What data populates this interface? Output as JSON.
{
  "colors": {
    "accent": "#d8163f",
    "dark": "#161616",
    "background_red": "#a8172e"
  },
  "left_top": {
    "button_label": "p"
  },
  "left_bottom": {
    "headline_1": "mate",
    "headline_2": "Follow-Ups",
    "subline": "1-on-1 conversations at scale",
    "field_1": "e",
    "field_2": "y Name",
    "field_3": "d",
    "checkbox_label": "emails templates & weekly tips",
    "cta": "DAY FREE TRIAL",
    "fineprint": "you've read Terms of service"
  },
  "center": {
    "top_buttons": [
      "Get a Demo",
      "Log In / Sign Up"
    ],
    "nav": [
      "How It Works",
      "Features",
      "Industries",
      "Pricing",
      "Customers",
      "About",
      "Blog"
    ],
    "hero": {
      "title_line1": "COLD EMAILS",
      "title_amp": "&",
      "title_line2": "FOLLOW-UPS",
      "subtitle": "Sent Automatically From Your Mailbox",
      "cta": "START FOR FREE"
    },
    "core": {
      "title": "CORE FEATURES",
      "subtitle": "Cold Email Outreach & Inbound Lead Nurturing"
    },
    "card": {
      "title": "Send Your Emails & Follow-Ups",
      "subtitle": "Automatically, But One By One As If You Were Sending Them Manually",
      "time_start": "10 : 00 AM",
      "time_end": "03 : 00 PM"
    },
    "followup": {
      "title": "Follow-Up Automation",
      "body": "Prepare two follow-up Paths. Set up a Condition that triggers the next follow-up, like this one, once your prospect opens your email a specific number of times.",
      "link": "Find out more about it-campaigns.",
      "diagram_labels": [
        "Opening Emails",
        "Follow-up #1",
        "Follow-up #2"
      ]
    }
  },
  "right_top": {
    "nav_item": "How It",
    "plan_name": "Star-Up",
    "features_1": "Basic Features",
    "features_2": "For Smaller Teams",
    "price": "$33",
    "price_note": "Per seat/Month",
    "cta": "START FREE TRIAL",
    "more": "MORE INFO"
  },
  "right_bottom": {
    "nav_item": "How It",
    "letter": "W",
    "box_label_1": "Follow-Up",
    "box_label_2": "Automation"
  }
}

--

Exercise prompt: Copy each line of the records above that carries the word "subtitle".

Response area:
      "subtitle": "Sent Automatically From Your Mailbox",
      "subtitle": "Cold Email Outreach & Inbound Lead Nurturing"
      "subtitle": "Automatically, But One By One As If You Were Sending Them Manually",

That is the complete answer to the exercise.